New hope for cystic fibrosis patients

A combination of two drugs designed to treat the genetic defect present in about half of all cystic fibrosis patients was effective in improving lung function and other symptoms, two new studies have found.

The drugs are ivacaftor — approved in 2012 and sold under the brand name Kalydeco — and the experimental drug lumacaftor. The studies included 1,100 patients ages 12 and older around the world with two copies of the F508del gene mutation — the most common mutation in cystic fibrosis.

Cystic fibrosis is an inherited disease that affects the glands that produce mucus, which keeps the lining of the lungs moist. In CF patients the mucus is thick and sticky, building up in the lungs and airways, and making it hard to breathe.

People with the F508del mutation have a complex form of the disease in which a defective protein that causes cystic fibrosis hides inside the cell. With the two-drug combination, lumacaftor brings the protein to the cell surface, where ivacaftor alters its function and helps fix the normal flow of salt and fluids in and out of the cell.

“This is the first study to show the benefit of using a combination of therapies to correct the functioning of the cystic fibrosis protein and the impact of these therapies on clinical outcomes,” said Dr. Donna Beth Willey-Courand, division chief of pediatric pulmonology at UT Medicine, and director of the Cystic Fibrosis Center at University Health System.

“This study represents a significant step towards the development of therapies that will alter the health and ultimately the survival of patients with cystic fibrosis,” said Dr. Willey-Courand, who wasn’t involved in the research but has prescribed ivacaftor to several of her patients.  “It is incredibly exciting to imagine that one day patients with cystic fibrosis may be offered a gene-specific therapy from the moment of diagnosis. The development of such therapies is truly a game changer in the world of cystic fibrosis care.”

Ivacaftor was approved to treat a different mutation involving a much smaller subset of CF patients.
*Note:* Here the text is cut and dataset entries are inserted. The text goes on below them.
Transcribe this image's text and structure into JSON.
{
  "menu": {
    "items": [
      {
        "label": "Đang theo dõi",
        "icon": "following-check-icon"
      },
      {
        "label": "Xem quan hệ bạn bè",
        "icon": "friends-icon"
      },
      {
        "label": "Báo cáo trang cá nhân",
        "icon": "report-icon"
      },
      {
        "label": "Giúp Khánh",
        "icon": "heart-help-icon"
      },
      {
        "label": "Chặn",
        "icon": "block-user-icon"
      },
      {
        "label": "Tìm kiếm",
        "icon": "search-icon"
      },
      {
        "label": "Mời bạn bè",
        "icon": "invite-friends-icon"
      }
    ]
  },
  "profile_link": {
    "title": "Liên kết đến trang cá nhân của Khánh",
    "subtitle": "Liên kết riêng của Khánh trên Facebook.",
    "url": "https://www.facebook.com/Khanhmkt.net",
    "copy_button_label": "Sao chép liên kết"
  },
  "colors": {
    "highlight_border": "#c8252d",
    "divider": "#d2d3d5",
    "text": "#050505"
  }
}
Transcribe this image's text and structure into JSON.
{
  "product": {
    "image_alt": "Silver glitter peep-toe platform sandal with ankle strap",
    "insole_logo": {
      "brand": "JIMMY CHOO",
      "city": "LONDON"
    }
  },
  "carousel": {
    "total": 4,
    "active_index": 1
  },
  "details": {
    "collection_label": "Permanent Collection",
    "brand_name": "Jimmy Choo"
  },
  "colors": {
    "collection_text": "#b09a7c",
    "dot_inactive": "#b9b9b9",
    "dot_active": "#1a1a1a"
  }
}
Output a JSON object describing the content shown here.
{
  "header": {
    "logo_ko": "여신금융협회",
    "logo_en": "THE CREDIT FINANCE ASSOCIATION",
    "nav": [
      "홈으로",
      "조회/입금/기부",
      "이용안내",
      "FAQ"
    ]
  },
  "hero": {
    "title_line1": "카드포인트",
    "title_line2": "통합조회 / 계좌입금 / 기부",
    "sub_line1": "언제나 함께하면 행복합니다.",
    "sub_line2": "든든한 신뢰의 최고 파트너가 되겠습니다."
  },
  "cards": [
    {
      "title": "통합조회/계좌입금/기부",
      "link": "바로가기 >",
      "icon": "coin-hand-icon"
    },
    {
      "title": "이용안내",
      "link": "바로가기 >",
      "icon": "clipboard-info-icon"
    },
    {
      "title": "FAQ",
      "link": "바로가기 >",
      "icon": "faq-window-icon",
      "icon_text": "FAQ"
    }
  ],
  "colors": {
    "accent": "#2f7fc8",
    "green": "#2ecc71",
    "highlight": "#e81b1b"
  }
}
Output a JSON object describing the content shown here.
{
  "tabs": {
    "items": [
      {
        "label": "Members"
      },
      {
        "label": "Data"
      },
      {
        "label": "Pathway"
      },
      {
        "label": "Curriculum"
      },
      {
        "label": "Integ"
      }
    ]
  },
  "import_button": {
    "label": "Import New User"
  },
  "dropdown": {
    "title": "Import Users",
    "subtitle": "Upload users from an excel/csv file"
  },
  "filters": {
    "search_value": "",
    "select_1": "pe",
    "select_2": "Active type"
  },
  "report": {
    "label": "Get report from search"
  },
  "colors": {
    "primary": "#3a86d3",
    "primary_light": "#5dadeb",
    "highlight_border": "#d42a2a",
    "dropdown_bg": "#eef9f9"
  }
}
Vertex Pharmaceuticals is expected to seek FDA approval for the combination by the end of the year, based on results of the study.

The Cystic Fibrosis Foundation invested millions in Vertex to spur the research, and the results of the studies were praised in an open letter from Robert Beall, president and CEO of the foundation; and Dr. Preston Campbell, executive vice president for medical affairs of the group.

“These positive results represent an important milestone in the history of CF — and a significant step forward in our effort to bring new treatments targeting the underlying cause of the disease to all people with CF,” Beall and Campbell wrote.

The high cost of ivacaftor, estimated at about $300,000 per patient a year, has generated concerns by some advocates and government officials.

“These results further validate that we are on the right track to finding new treatments targeting the root cause of the disease,” Beall and Campbell wrote. “Even as we celebrate today’s announcement, we are determined to press ahead speedily in our pursuit of new therapies for all people with CF, including those with rare mutations, and we are making steady progress on a number of fronts.”

Photo by Pero, Creative Commons